Extracted entries
──────
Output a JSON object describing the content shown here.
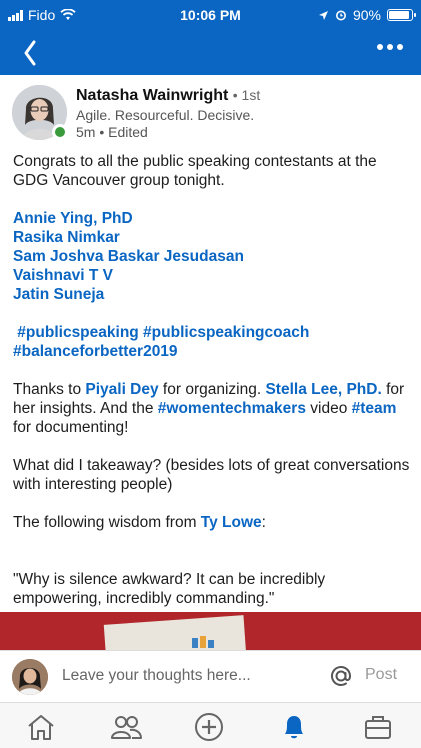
{
  "status_bar": {
    "carrier": "Fido",
    "time": "10:06 PM",
    "battery": "90%",
    "battery_level": 0.9
  },
  "nav": {
    "back_icon": "chevron-left-icon",
    "more_icon": "more-dots-icon"
  },
  "post": {
    "author_name": "Natasha Wainwright",
    "degree": "• 1st",
    "headline": "Agile. Resourceful. Decisive.",
    "meta": "5m • Edited",
    "intro": "Congrats to all the public speaking contestants at the GDG Vancouver group tonight.",
    "mentions": [
      "Annie Ying, PhD",
      "Rasika Nimkar",
      "Sam Joshva Baskar Jesudasan",
      "Vaishnavi T V",
      "Jatin Suneja"
    ],
    "hashtags_line1": " #publicspeaking #publicspeakingcoach",
    "hashtags_line2": "#balanceforbetter2019",
    "thanks": {
      "t1": "Thanks to ",
      "l1": "Piyali Dey",
      "t2": " for organizing. ",
      "l2": "Stella Lee, PhD.",
      "t3": " for her insights. And the ",
      "l3": "#womentechmakers",
      "t4": " video ",
      "l4": "#team",
      "t5": " for documenting!"
    },
    "takeaway": "What did I takeaway? (besides lots of great conversations with interesting people)",
    "wisdom": {
      "t1": "The following wisdom from ",
      "l1": "Ty Lowe",
      "t2": ":"
    },
    "quote": "\"Why is silence awkward? It can be incredibly empowering, incredibly commanding.\""
  },
  "comment": {
    "placeholder": "Leave your thoughts here...",
    "post_label": "Post",
    "mention_icon": "at-sign-icon"
  },
  "tabs": [
    {
      "icon": "home-icon"
    },
    {
      "icon": "my-network-icon"
    },
    {
      "icon": "post-plus-icon"
    },
    {
      "icon": "notifications-bell-icon",
      "active": true
    },
    {
      "icon": "jobs-briefcase-icon"
    }
  ],
  "colors": {
    "brand_blue": "#0a66c2",
    "presence_green": "#3a9b3a",
    "link_blue": "#0a66c2"
  }
}
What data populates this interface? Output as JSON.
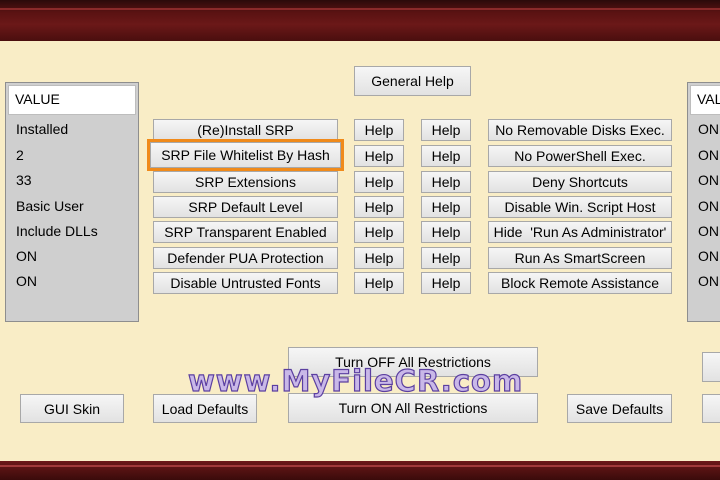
{
  "left_panel": {
    "header": "VALUE",
    "values": [
      "Installed",
      "2",
      "33",
      "Basic User",
      "Include DLLs",
      "ON",
      "ON"
    ]
  },
  "right_panel": {
    "header": "VAL",
    "values": [
      "ON",
      "ON",
      "ON",
      "ON",
      "ON",
      "ON",
      "ON"
    ]
  },
  "general_help_label": "General Help",
  "rows": [
    {
      "action": "(Re)Install SRP",
      "help1": "Help",
      "help2": "Help",
      "option": "No Removable Disks Exec."
    },
    {
      "action": "SRP File Whitelist By Hash",
      "help1": "Help",
      "help2": "Help",
      "option": "No PowerShell Exec."
    },
    {
      "action": "SRP Extensions",
      "help1": "Help",
      "help2": "Help",
      "option": "Deny Shortcuts"
    },
    {
      "action": "SRP Default Level",
      "help1": "Help",
      "help2": "Help",
      "option": "Disable Win. Script Host"
    },
    {
      "action": "SRP Transparent Enabled",
      "help1": "Help",
      "help2": "Help",
      "option": "Hide  'Run As Administrator'"
    },
    {
      "action": "Defender PUA Protection",
      "help1": "Help",
      "help2": "Help",
      "option": "Run As SmartScreen"
    },
    {
      "action": "Disable Untrusted Fonts",
      "help1": "Help",
      "help2": "Help",
      "option": "Block Remote Assistance"
    }
  ],
  "bottom": {
    "turn_off_label": "Turn OFF All Restrictions",
    "turn_on_label": "Turn ON All Restrictions",
    "gui_skin_label": "GUI Skin",
    "load_defaults_label": "Load Defaults",
    "save_defaults_label": "Save Defaults"
  },
  "watermark": "www.MyFileCR.com",
  "colors": {
    "background": "#f9edc6",
    "title_bar": "#5a1212",
    "highlight_outline": "#f08a1a",
    "panel": "#cfcfcf"
  }
}
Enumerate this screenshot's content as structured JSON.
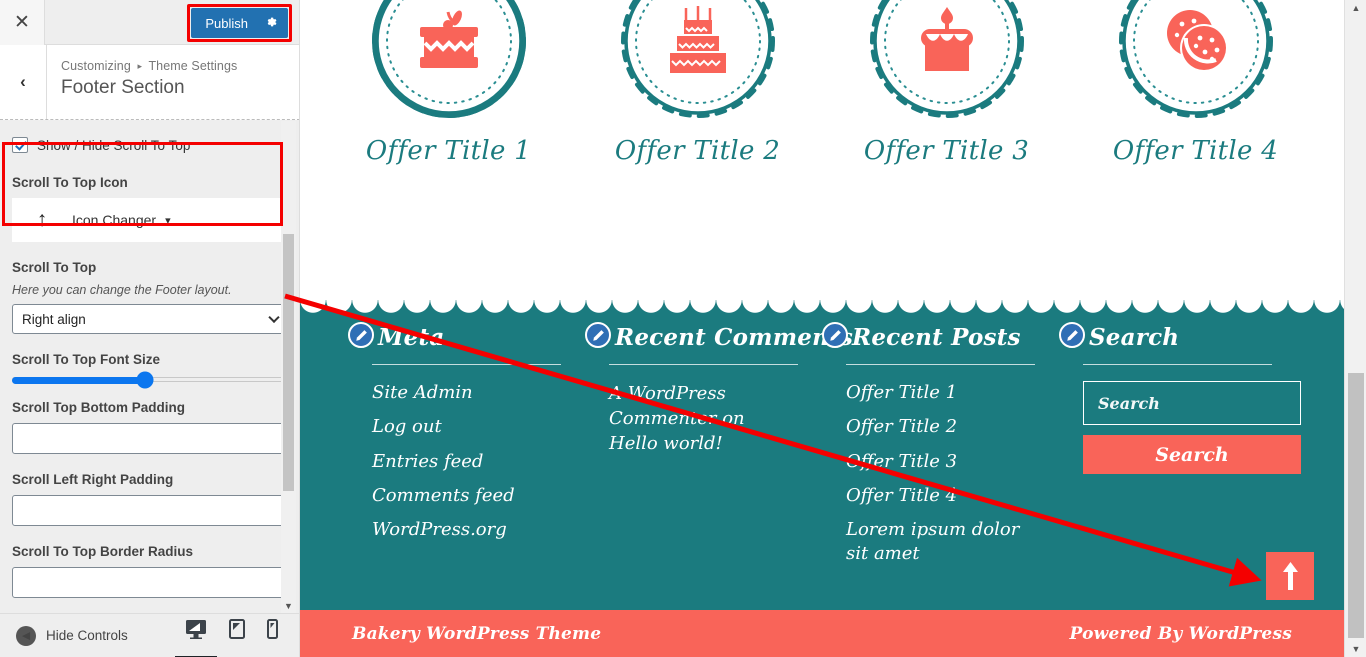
{
  "colors": {
    "accent_red": "#f40000",
    "teal": "#1b7b7f",
    "coral": "#f96459",
    "wp_blue": "#2271b1",
    "slider_blue": "#0b76ef"
  },
  "customizer": {
    "close_label": "✕",
    "publish_label": "Publish",
    "gear_icon": "gear-icon",
    "back_label": "‹",
    "breadcrumb_root": "Customizing",
    "breadcrumb_sep": "▸",
    "breadcrumb_parent": "Theme Settings",
    "section_title": "Footer Section",
    "controls": {
      "show_hide_label": "Show / Hide Scroll To Top",
      "show_hide_checked": true,
      "icon_label": "Scroll To Top Icon",
      "icon_changer_label": "Icon Changer",
      "icon_changer_glyph": "↑",
      "layout_label": "Scroll To Top",
      "layout_desc": "Here you can change the Footer layout.",
      "layout_value": "Right align",
      "font_size_label": "Scroll To Top Font Size",
      "font_size_percent": 48,
      "bottom_padding_label": "Scroll Top Bottom Padding",
      "bottom_padding_value": "",
      "lr_padding_label": "Scroll Left Right Padding",
      "lr_padding_value": "",
      "border_radius_label": "Scroll To Top Border Radius",
      "border_radius_value": ""
    },
    "bottom": {
      "hide_controls_label": "Hide Controls",
      "devices": [
        "desktop-icon",
        "tablet-icon",
        "mobile-icon"
      ],
      "active_device": "desktop-icon"
    }
  },
  "preview": {
    "offers": [
      {
        "title": "Offer Title 1",
        "icon": "cake-slice-icon"
      },
      {
        "title": "Offer Title 2",
        "icon": "tiered-cake-icon"
      },
      {
        "title": "Offer Title 3",
        "icon": "candle-cake-icon"
      },
      {
        "title": "Offer Title 4",
        "icon": "cookies-icon"
      }
    ],
    "widgets": [
      {
        "title": "Meta",
        "edit_icon": "pencil-edit-icon",
        "type": "links",
        "items": [
          "Site Admin",
          "Log out",
          "Entries feed",
          "Comments feed",
          "WordPress.org"
        ]
      },
      {
        "title": "Recent Comments",
        "edit_icon": "pencil-edit-icon",
        "type": "text",
        "text": "A WordPress Commenter on Hello world!"
      },
      {
        "title": "Recent Posts",
        "edit_icon": "pencil-edit-icon",
        "type": "links",
        "items": [
          "Offer Title 1",
          "Offer Title 2",
          "Offer Title 3",
          "Offer Title 4",
          "Lorem ipsum dolor sit amet"
        ]
      },
      {
        "title": "Search",
        "edit_icon": "pencil-edit-icon",
        "type": "search",
        "placeholder": "Search",
        "button_label": "Search"
      }
    ],
    "scroll_top_icon": "arrow-up-icon",
    "footer_left": "Bakery WordPress Theme",
    "footer_right": "Powered By WordPress"
  }
}
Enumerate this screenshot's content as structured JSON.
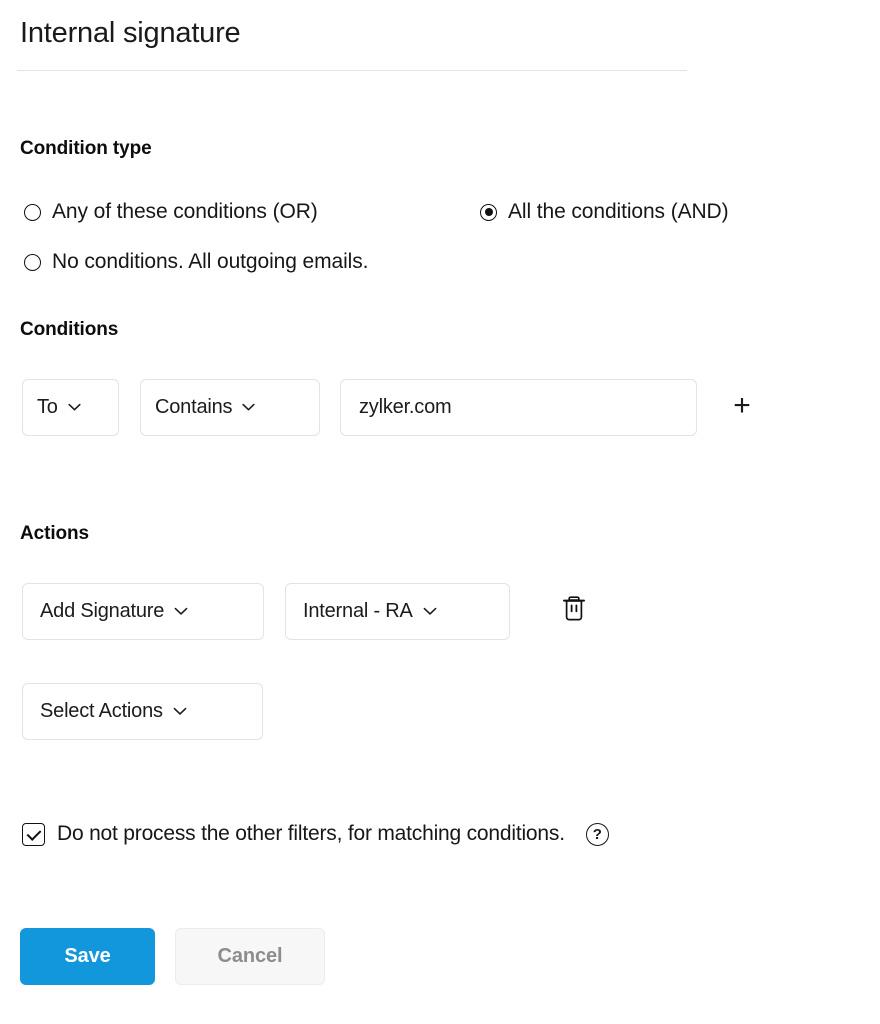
{
  "header": {
    "title": "Internal signature"
  },
  "condition_type": {
    "heading": "Condition type",
    "options": [
      {
        "label": "Any of these conditions (OR)",
        "selected": false
      },
      {
        "label": "All the conditions (AND)",
        "selected": true
      },
      {
        "label": "No conditions. All outgoing emails.",
        "selected": false
      }
    ]
  },
  "conditions": {
    "heading": "Conditions",
    "row": {
      "field": "To",
      "operator": "Contains",
      "value": "zylker.com",
      "add_label": "+"
    }
  },
  "actions": {
    "heading": "Actions",
    "row": {
      "action_type": "Add Signature",
      "action_value": "Internal - RA",
      "delete_icon": "trash-icon"
    },
    "select_actions": "Select Actions"
  },
  "filter_option": {
    "label": "Do not process the other filters, for matching conditions.",
    "checked": true,
    "help_icon": "?"
  },
  "footer": {
    "save_label": "Save",
    "cancel_label": "Cancel"
  },
  "colors": {
    "save_background": "#1296dc",
    "cancel_background": "#f7f7f8",
    "cancel_text": "#8d8d8d",
    "border": "#e3e3e3",
    "divider": "#e4e4e4"
  }
}
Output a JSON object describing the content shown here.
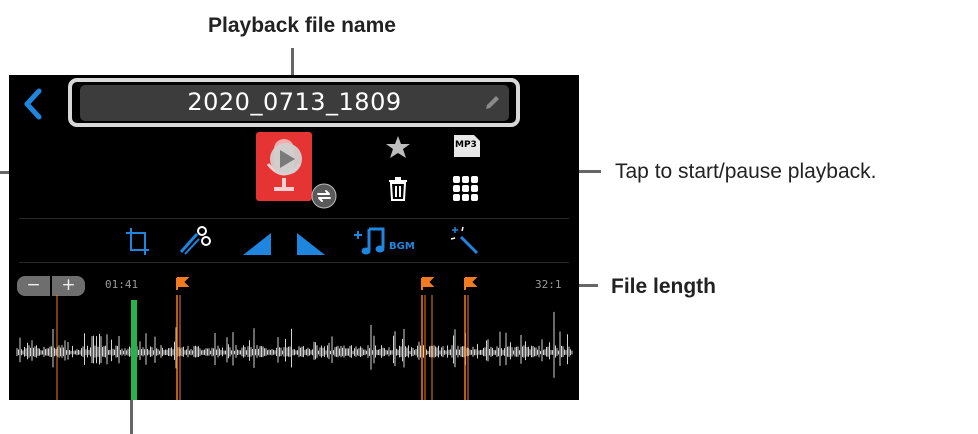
{
  "callouts": {
    "file_name_label": "Playback file name",
    "play_tap_label": "Tap to start/pause playback.",
    "file_length_label": "File length"
  },
  "player": {
    "file_name": "2020_0713_1809",
    "format_badge": "MP3",
    "current_time": "01:41",
    "total_time": "32:1",
    "zoom_out": "−",
    "zoom_in": "+",
    "bgm_label": "BGM",
    "playhead_fraction": 0.21,
    "markers_fraction": [
      0.295,
      0.725,
      0.8
    ]
  },
  "colors": {
    "accent_blue": "#1f86e0",
    "marker_orange": "#f47a1f",
    "playhead_green": "#27b24a",
    "play_tile_red": "#e63333"
  },
  "icons": {
    "back": "chevron-left-icon",
    "edit": "pencil-icon",
    "favorite": "star-icon",
    "delete": "trash-icon",
    "menu": "grid-icon",
    "trim": "trim-icon",
    "divide": "scissors-icon",
    "fade_in": "fade-in-icon",
    "fade_out": "fade-out-icon",
    "bgm": "bgm-icon",
    "effect": "magic-wand-icon"
  }
}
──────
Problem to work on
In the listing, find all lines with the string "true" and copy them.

Answer to this exercise
      "active": true
      "show_hide_checked": true,
        "selected": true
    "checked": true,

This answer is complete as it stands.